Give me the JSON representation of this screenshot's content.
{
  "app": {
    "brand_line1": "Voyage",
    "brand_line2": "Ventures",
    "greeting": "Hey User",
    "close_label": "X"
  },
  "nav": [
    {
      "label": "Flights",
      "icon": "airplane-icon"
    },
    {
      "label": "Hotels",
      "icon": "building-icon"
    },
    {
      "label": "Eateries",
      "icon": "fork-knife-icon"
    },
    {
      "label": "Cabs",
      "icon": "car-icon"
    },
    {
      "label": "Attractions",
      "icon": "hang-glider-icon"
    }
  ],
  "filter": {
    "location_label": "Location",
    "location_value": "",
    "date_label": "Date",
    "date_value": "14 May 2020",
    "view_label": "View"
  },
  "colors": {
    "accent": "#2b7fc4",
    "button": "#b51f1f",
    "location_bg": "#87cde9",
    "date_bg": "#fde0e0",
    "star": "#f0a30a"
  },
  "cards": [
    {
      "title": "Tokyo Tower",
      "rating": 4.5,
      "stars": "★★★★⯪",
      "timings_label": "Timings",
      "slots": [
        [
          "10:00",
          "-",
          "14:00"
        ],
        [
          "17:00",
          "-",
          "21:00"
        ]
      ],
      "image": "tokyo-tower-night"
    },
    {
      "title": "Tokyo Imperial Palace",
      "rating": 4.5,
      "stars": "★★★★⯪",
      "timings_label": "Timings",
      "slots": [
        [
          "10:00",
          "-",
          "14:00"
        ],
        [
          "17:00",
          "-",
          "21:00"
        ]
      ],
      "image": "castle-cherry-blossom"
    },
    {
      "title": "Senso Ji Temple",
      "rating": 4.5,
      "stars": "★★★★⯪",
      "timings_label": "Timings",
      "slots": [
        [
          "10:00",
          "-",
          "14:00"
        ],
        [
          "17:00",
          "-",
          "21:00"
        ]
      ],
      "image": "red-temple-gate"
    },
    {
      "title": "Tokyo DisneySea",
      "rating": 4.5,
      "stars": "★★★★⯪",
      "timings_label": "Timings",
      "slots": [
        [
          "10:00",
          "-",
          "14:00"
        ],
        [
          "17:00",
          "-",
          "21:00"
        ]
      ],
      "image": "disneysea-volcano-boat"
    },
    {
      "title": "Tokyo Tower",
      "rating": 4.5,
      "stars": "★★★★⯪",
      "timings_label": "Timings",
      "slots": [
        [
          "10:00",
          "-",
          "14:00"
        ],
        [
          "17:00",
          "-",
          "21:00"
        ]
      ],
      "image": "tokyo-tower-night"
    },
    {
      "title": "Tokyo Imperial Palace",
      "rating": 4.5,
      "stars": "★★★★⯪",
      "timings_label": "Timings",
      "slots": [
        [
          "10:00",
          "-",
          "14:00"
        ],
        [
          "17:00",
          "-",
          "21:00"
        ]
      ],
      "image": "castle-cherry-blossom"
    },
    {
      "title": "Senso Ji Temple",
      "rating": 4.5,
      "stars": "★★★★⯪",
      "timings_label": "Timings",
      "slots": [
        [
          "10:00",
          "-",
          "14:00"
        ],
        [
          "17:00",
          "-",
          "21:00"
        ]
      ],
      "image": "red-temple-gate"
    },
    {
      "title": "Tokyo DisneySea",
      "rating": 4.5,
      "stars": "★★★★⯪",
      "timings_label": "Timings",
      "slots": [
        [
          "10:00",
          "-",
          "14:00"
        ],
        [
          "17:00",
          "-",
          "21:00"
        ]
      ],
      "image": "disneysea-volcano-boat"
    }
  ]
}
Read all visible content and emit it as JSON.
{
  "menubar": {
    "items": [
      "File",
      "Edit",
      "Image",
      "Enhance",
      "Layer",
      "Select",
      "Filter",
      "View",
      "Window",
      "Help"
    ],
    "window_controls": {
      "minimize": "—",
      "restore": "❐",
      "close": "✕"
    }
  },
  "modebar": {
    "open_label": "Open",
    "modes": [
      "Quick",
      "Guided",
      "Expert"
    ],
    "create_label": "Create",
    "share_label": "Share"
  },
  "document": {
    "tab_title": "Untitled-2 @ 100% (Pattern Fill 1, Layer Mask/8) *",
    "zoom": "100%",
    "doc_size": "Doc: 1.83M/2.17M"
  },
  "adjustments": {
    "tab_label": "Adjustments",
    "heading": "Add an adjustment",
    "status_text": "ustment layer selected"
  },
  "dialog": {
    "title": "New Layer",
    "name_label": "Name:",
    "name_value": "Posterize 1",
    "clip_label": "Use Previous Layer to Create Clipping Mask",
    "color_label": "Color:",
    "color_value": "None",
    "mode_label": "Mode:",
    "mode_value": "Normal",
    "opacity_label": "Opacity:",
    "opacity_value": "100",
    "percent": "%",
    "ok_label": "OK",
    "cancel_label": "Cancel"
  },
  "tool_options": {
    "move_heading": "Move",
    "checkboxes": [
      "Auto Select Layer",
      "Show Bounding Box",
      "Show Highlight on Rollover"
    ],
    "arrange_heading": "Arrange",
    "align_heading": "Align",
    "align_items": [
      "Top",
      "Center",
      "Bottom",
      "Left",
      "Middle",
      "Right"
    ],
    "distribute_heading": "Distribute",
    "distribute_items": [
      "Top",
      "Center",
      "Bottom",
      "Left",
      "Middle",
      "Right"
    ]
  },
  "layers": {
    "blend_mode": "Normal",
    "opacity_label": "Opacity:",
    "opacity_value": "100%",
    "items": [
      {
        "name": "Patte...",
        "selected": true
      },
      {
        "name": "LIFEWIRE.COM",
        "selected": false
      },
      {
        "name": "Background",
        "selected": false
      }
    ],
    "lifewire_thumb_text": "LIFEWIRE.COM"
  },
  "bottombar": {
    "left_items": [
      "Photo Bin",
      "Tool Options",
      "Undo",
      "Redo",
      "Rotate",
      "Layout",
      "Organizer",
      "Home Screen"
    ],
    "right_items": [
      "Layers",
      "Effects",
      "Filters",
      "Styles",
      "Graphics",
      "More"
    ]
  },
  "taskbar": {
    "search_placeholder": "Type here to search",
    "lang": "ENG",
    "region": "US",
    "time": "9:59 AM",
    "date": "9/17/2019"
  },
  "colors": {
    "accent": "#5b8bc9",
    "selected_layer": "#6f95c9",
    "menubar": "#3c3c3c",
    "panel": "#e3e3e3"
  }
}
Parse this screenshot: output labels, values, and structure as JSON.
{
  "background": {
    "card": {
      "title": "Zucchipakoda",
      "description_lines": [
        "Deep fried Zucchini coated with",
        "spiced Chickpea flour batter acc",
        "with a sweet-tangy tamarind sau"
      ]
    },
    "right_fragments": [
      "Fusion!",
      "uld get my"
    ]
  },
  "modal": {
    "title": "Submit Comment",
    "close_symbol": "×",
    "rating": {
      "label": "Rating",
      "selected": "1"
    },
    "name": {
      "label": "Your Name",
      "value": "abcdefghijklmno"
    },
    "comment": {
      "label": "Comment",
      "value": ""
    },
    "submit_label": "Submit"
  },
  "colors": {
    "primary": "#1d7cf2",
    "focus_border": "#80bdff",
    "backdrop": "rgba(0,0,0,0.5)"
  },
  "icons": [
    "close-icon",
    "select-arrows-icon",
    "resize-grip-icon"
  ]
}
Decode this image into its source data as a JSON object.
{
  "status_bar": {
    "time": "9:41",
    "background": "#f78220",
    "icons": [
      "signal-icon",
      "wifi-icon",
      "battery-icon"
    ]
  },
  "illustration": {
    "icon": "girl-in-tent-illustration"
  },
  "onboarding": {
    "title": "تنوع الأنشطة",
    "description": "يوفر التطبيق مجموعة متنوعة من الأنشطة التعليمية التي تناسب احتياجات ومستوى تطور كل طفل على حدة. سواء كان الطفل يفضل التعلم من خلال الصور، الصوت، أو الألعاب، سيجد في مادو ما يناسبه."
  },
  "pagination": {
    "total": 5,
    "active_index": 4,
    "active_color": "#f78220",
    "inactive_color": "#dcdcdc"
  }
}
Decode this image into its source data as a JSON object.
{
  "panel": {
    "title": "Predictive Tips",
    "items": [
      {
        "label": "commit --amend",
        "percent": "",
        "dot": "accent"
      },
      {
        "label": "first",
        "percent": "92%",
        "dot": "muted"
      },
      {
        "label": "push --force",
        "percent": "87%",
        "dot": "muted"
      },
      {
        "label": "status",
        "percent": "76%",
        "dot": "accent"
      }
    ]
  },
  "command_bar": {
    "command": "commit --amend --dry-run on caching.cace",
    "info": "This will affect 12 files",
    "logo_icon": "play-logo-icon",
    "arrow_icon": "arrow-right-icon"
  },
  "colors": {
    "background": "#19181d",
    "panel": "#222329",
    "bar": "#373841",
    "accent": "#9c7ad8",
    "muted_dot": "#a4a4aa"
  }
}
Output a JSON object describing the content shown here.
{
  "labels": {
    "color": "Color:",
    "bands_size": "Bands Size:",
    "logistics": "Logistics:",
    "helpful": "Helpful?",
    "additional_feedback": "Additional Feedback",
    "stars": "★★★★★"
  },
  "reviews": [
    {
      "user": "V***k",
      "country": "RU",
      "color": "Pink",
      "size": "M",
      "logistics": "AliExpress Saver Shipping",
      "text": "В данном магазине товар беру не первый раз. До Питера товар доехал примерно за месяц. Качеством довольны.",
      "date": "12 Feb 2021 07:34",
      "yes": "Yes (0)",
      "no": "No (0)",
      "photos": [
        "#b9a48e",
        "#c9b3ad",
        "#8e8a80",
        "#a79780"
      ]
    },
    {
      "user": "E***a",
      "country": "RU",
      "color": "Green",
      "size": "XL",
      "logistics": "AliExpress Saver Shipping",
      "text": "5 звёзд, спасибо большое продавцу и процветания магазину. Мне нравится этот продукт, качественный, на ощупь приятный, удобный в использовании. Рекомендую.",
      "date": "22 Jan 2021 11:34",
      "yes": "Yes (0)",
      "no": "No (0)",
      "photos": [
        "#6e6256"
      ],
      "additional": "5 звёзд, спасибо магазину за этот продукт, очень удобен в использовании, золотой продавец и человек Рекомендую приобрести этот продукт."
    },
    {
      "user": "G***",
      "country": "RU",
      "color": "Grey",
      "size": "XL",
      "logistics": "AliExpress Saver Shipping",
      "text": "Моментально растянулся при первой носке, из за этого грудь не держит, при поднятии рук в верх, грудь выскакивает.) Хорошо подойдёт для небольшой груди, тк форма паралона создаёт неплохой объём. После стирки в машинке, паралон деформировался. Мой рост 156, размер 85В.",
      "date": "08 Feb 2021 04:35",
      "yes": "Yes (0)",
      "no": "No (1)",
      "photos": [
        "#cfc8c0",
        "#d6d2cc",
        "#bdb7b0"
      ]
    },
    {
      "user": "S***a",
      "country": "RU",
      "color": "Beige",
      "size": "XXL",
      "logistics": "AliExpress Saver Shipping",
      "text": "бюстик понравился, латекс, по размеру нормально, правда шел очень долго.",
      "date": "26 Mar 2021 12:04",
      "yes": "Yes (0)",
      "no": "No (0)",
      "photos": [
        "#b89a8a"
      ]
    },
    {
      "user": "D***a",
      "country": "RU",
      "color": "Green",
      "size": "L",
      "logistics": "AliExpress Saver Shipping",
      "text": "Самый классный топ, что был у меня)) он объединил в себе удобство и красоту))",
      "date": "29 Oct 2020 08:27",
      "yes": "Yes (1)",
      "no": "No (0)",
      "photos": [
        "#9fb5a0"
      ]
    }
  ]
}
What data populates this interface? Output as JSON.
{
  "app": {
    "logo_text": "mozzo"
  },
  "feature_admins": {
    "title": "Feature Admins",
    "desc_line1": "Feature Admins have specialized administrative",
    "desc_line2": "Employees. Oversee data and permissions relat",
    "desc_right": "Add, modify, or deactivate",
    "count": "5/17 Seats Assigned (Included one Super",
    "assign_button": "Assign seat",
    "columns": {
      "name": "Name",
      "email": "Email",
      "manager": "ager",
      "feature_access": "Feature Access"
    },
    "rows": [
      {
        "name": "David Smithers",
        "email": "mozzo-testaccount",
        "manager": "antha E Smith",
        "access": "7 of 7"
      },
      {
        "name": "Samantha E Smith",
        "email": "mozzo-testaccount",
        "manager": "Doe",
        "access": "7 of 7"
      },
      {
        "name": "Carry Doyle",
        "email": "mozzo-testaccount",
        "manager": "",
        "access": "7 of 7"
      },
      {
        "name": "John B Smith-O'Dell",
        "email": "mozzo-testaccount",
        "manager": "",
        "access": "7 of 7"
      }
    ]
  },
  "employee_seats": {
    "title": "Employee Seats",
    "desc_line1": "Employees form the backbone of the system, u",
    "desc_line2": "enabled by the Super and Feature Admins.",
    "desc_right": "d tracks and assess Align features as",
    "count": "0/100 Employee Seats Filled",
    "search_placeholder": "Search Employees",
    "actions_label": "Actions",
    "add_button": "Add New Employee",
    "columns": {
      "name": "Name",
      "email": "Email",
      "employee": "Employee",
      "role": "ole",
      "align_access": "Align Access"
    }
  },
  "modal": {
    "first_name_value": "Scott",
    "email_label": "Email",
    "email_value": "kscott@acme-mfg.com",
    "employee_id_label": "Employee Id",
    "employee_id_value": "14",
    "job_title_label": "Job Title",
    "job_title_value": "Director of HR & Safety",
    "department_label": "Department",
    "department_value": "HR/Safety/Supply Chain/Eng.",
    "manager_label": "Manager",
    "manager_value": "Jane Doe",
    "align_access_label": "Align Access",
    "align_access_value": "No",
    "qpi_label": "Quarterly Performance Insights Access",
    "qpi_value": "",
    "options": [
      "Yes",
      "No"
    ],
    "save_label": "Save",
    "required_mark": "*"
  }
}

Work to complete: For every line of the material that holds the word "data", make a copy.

Exercise result:
Decode this image into its source data as a JSON object.
Decode this image into its source data as a JSON object.
What data populates this interface? Output as JSON.
    "desc_line2": "Employees. Oversee data and permissions relat",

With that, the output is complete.